Carl Andre, Poems, JRP | Ringier, 2014
As Gavin Delahunty writes, "Carl Andre has also made an art of words." On the occasion of the Carl Andre exhibition at the Museum zu Allerheiligen in Switzerland, JRP|Ringier is publishing a retrospective monograph which presents the artist’s poems. Carl Andre lays words on paper just as he lays pieces of metals or bricks on the floor. Formed by letters piled up in blocks of words assembled together, on top of each other, these poems, which he has written since the 1960s, arise as "sculptural configurations." In the tradition of concrete poetry, words become adjustable entities moved around and placed within the limits of the space of the sheet of paper in order to create new configurations and patterns, and eventually new works of art. "Andre [ … ] understands the word as a concrete module, similar to the squares of industrial metal, wooden timbers, or bricks in his signature three-dimensional pieces," writes Rob Weiner.
The book includes essays by art historians Gavin Delahunty and Valérie Mavridorakis, as well as curator Lynn Kost, and situates Carl Andre's written works within their initial context in the 1960s at a time when Minimalism was being defined.
Carla Lonzi, Autoportrait, JRP | Ringier, 2013
Première traduction en français de l'ouvrage de Carla Lonzi, document inestimable sur l'art italien des années 1960, paru pour la première fois en 1969 avant d'être oublié très vite, sans doute aussi en raison du fait que son auteure décida d'abandonner l'activité de critique d'art pour l'engagement féministe radical.
Cette publication d'Autoportrait, traduit pour la première fois en français, est accompagnée d'une préface, d'un appareil critique et biographique par l'historienne de l'art Giovanna Zapperi, permettant d'appréhender la singularité du projet de Carla Lonzi.
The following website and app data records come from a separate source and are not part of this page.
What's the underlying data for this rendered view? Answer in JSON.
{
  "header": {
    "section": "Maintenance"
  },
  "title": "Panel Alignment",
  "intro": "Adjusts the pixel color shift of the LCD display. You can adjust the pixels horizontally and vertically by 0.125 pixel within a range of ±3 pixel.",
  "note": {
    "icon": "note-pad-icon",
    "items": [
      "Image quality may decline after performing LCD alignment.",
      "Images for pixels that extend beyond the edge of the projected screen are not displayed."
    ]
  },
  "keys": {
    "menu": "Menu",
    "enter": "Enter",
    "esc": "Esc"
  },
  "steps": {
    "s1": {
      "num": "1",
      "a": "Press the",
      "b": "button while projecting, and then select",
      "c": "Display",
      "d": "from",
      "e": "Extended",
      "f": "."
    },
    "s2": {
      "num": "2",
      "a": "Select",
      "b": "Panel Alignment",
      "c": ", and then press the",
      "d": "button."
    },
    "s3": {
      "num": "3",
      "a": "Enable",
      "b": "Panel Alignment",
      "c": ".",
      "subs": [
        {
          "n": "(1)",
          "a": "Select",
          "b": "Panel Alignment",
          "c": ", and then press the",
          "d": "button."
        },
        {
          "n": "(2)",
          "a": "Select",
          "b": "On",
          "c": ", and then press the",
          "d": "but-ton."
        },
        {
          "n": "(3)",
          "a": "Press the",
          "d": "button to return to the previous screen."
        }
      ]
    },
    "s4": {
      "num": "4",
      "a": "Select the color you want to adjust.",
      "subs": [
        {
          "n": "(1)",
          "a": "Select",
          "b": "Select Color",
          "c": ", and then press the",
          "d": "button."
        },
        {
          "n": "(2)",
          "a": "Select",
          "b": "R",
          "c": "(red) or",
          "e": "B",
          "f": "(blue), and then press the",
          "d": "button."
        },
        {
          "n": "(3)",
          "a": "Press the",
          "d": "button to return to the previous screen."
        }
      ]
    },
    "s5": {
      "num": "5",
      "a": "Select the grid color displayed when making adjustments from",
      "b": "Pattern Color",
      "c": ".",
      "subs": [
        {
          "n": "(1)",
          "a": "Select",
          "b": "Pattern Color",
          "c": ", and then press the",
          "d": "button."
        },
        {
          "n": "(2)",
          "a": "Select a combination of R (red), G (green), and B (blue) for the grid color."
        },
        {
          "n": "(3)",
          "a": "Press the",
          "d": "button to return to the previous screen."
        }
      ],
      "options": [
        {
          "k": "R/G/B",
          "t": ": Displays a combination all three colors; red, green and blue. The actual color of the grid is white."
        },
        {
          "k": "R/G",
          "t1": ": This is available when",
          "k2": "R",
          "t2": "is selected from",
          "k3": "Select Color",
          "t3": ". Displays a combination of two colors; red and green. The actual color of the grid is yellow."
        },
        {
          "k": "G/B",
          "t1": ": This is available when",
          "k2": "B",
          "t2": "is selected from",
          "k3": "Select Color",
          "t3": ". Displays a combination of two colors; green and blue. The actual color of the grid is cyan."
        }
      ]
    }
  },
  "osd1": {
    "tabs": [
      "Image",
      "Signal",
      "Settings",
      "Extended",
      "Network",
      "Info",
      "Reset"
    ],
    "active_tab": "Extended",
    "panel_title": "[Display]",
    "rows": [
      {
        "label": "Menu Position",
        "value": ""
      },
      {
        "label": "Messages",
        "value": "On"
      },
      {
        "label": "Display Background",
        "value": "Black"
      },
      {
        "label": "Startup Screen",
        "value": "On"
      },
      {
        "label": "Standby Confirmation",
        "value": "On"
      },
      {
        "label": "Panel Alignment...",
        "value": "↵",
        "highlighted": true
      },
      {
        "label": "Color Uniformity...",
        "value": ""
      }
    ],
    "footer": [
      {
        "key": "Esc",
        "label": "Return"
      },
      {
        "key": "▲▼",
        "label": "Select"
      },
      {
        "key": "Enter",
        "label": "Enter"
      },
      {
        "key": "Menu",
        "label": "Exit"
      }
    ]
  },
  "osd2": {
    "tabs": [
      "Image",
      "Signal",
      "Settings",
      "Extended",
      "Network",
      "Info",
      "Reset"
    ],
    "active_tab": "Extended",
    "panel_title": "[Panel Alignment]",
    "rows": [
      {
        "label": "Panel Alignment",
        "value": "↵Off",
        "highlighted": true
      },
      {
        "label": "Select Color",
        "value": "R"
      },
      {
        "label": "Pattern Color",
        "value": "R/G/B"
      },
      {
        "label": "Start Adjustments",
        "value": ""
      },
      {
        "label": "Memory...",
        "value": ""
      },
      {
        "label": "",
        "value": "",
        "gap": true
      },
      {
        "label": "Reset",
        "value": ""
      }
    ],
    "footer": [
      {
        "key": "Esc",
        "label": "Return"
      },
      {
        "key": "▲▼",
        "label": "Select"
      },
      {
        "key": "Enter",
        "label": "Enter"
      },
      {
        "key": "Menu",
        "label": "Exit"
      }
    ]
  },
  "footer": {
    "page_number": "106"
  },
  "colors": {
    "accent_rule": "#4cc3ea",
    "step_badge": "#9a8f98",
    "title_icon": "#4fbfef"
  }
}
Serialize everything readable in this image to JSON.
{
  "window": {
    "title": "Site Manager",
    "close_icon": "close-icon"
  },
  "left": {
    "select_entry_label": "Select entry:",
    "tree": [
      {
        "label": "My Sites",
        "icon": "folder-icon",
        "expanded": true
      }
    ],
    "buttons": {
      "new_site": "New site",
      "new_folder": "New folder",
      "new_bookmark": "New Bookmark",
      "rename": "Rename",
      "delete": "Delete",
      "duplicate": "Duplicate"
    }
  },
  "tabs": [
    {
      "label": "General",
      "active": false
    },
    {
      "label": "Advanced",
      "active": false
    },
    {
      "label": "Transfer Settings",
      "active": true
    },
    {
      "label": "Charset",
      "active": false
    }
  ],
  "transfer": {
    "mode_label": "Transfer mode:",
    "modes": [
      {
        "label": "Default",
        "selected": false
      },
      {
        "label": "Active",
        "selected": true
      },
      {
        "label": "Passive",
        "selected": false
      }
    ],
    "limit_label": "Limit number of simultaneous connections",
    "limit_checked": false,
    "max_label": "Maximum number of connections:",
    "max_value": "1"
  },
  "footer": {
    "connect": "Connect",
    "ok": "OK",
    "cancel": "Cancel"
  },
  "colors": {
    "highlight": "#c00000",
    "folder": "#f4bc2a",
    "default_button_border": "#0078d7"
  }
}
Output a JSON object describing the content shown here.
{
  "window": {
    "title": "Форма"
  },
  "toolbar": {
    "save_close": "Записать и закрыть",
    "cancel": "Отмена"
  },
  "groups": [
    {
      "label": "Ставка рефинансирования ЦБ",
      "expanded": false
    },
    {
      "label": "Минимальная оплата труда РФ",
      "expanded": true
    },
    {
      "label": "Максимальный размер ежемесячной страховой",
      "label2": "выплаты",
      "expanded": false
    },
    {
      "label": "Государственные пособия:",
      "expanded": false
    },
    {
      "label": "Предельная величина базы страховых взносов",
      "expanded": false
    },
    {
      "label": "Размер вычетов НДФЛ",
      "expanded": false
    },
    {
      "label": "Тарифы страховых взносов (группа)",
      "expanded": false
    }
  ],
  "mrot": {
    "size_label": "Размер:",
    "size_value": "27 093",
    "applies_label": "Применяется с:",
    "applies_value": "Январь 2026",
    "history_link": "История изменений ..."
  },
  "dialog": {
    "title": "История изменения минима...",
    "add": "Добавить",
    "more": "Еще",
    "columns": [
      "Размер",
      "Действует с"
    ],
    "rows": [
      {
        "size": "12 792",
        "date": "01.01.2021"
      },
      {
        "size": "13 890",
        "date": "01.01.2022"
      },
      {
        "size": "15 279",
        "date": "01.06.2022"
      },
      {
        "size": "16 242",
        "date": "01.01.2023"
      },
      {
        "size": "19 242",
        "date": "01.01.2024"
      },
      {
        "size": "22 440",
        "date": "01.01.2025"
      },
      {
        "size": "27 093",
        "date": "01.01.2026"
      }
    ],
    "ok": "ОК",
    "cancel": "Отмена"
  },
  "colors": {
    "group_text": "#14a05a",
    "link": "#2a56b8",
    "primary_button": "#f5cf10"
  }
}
Composé d'entretiens enregistrés puis recomposés afin de former un montage textuel inédit, Autoportrait est une tentative expérimentale pour réinventer la critique d'art à partir d'un récit fragmenté et d'une iconographie où les reproductions d'œuvres se mêlent à des images intimes. Document inestimable sur l'art italien des années 1960, Autoportrait est cet ouvrage polyphonique, « sorte de banquet maïeutique » auquel Carla Lonzi nous invite afin de repenser la production du discours sur l'art et les artistes.
Contient des entretiens avec Carla Accardi, Getulio Alviani, Enrico Castellani, Pietro Consagra, Luciano Fabro, Lucio Fontana, Jannis Kounellis, Mario Nigro, Guilio Paolini, Pino Pascali, Mimmo Rotella, Salvatore Scarpita, Guilio Turcato and Cy Twombly.
Josephine Pryde, The Enjoyment of Photography, JRP | Ringier, 2015
This publication presents a broad selection of Josephine Pryde's work from 1990 to 2014. In photographic works that encompass the full range of the medium's historical and current genres, styles, and techniques, but also through sculpture and writing, the Berlin- and London-based artist (*1967) offers incisive, often ironic, and provocative commentary on the values, hierarchies, and economies subtending the field of contemporary art against the backdrop of larger societal shifts. Estranging the familiar or conversely expressing the common in a radically unforeseen manner, Pryde's ingenuous choice of subject matter, unusual formal solutions and surprising juxtapositions continue to capture international exhibition audiences.
Featuring more than 350 color images, this most comprehensive monograph available on Pryde's work to date appears subsequent to the artist's mid-career survey exhibitions at the Kunstverein für die Rheinlande und Westfalen, Düsseldorf, and at Kunsthalle Bern in 2012.
Dieter Roth, Drawings / Zeichnungen, JRP | Ringier, 2007
Sculptor, poet, a pioneer of artist's books, performer, publisher, and musician, Dieter Roth has long been beloved as an artist's artist. Constantly trying to undo his art education, he would set up systems that discouraged the conventional and the consistent: he drew with both hands at once, preserved the discarded, and reveled in the transitory. Grease stains, mold formations, insect borings, and rotting foodstuffs were just some of the materials used, both out of a fascination with their painterly, textural aspects and for their innate ability to make time visible and play to chance. "More is better," he once said, and more there always was. Roth never stopped working, and he believed that everything could be art, from his sketchpad to the table he sat at, the telephone he talked on, or his friend's kitchen (the kitchen was later sold to a museum).
This book publishes some 260 drawings from the famous Copy Books group of works that the artist had carefully kept in his archive. Organized in series, these works span 1977 to 1998.